    • To simulate modest concurrent user loads, we wrote a two very simple tester apps: one app sends 10 SMS messages to another app. We never, not once, got all 10 SMSs to make it on Tropo. Twilio never missed a message. Tropo support said that’s strictly an artifact of apps-talking-to-apps related to their gateway, that it would not happen if multiple cell phone users were talking to, but…. would you bet your ass on that? (Me neither.)
    • Tropo doesn’t have the very helpful callbacks Twilio offers that let you do post-sessions.
    • There’s five more items on my list, but candidly, IMO the issues of Tropo discarding or losing messages, silently, under multiple circumstances, should be enough to cross them off any developer’s list.

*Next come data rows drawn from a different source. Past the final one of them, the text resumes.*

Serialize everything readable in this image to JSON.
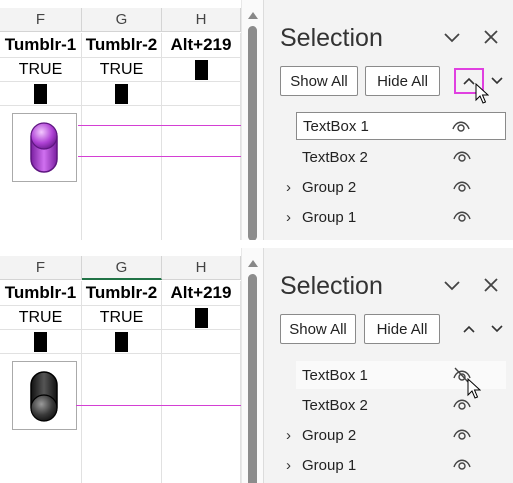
{
  "screens": [
    {
      "columns": [
        {
          "letter": "F",
          "header": "Tumblr-1",
          "value": "TRUE"
        },
        {
          "letter": "G",
          "header": "Tumblr-2",
          "value": "TRUE"
        },
        {
          "letter": "H",
          "header": "Alt+219",
          "value": ""
        }
      ],
      "toggle_state": "on",
      "toggle_color": "#b043d6",
      "pane": {
        "title": "Selection",
        "show_all": "Show All",
        "hide_all": "Hide All",
        "items": [
          {
            "label": "TextBox 1",
            "expandable": false,
            "visible": true,
            "state": "selected"
          },
          {
            "label": "TextBox 2",
            "expandable": false,
            "visible": true,
            "state": "normal"
          },
          {
            "label": "Group 2",
            "expandable": true,
            "visible": true,
            "state": "normal"
          },
          {
            "label": "Group 1",
            "expandable": true,
            "visible": true,
            "state": "normal"
          }
        ]
      }
    },
    {
      "columns": [
        {
          "letter": "F",
          "header": "Tumblr-1",
          "value": "TRUE"
        },
        {
          "letter": "G",
          "header": "Tumblr-2",
          "value": "TRUE"
        },
        {
          "letter": "H",
          "header": "Alt+219",
          "value": ""
        }
      ],
      "toggle_state": "off",
      "toggle_color": "#3a3a3a",
      "pane": {
        "title": "Selection",
        "show_all": "Show All",
        "hide_all": "Hide All",
        "items": [
          {
            "label": "TextBox 1",
            "expandable": false,
            "visible": false,
            "state": "hover"
          },
          {
            "label": "TextBox 2",
            "expandable": false,
            "visible": true,
            "state": "normal"
          },
          {
            "label": "Group 2",
            "expandable": true,
            "visible": true,
            "state": "normal"
          },
          {
            "label": "Group 1",
            "expandable": true,
            "visible": true,
            "state": "normal"
          }
        ]
      }
    }
  ],
  "colors": {
    "accent_highlight": "#e040e0",
    "connector": "#d43fd4",
    "excel_green": "#217346"
  }
}
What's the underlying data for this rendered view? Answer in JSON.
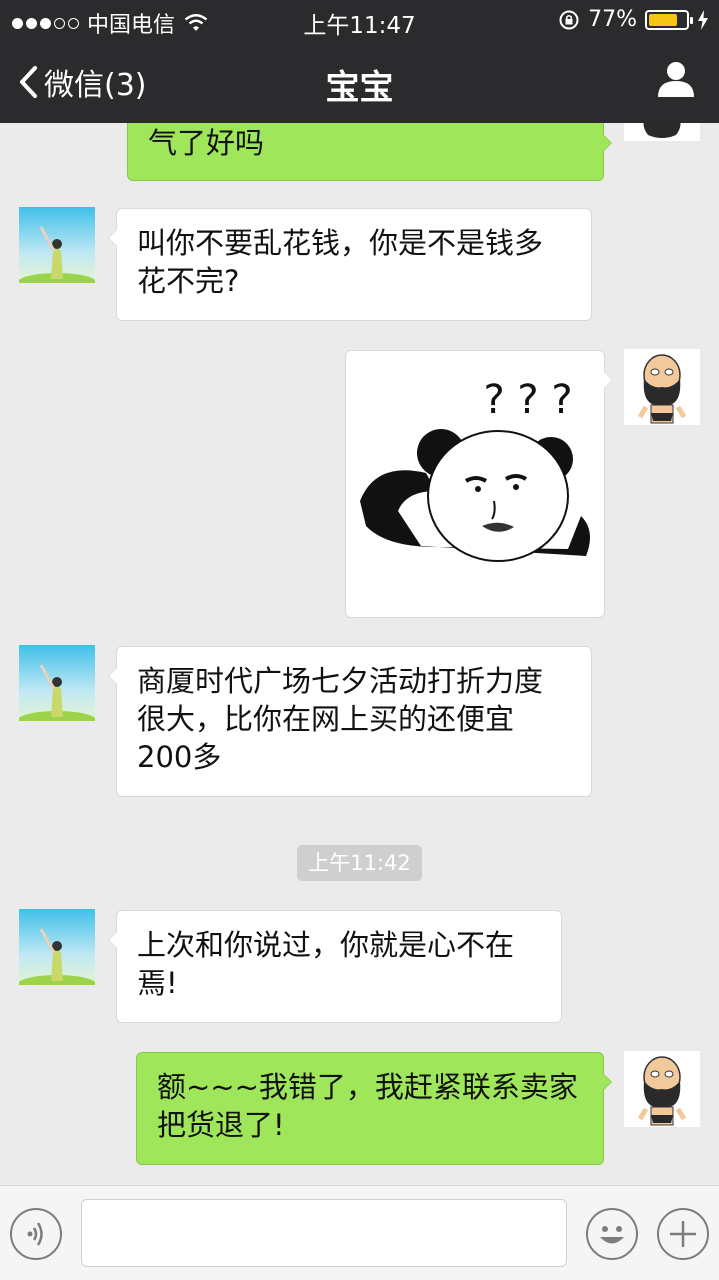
{
  "status_bar": {
    "carrier": "中国电信",
    "time": "上午11:47",
    "battery_percent": "77%",
    "battery_level": 0.77,
    "signal_bars_filled": 3,
    "signal_bars_total": 5
  },
  "nav": {
    "back_label": "微信(3)",
    "title": "宝宝"
  },
  "messages": [
    {
      "side": "right",
      "text": "气了好吗"
    },
    {
      "side": "left",
      "lines": [
        "叫你不要乱花钱，你是不是钱多",
        "花不完?"
      ]
    },
    {
      "side": "right",
      "type": "sticker",
      "sticker_text": "? ? ?"
    },
    {
      "side": "left",
      "lines": [
        "商厦时代广场七夕活动打折力度",
        "很大，比你在网上买的还便宜",
        "200多"
      ]
    },
    {
      "side": "left",
      "lines": [
        "上次和你说过，你就是心不在",
        "焉!"
      ]
    },
    {
      "side": "right",
      "lines": [
        "额~~~我错了，我赶紧联系卖家",
        "把货退了!"
      ]
    }
  ],
  "timestamp": "上午11:42",
  "input": {
    "placeholder": ""
  },
  "colors": {
    "header_bg": "#2b2b2d",
    "chat_bg": "#ebebeb",
    "sent_bubble": "#9fe65a",
    "received_bubble": "#ffffff",
    "battery_fill": "#f5c518"
  },
  "icons": {
    "back": "chevron-left-icon",
    "profile": "person-icon",
    "voice": "voice-icon",
    "emoji": "emoji-icon",
    "plus": "plus-icon",
    "wifi": "wifi-icon",
    "lock": "orientation-lock-icon",
    "charging": "charging-bolt-icon"
  }
}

  6. Free vs pay-for-use during development. Tropo is free. Twilio isn’t. At Twilio a phone number costs $1/month at Twilio. Text messages or phone-minutes are 2 or 3 cents each. Dude, if you’re building a business do you even care about $20 to $40 in telecom charges during a month of testing? (Me neither.) What you do care about is building something that works reliably when your users use it.

So that’s why we are deploying based on Twilio, not Tropo. (Though we left our Tropo code in place for when they get it together on the message-delivery-reliability front, and get Twitter working, we’d love to use that feature.)

But the moral of the story is clear to me: if your providers aren’t betting their asses on doing a great job for you, you may not want to bet your ass on their services. Ditto hosting, web design, you name it.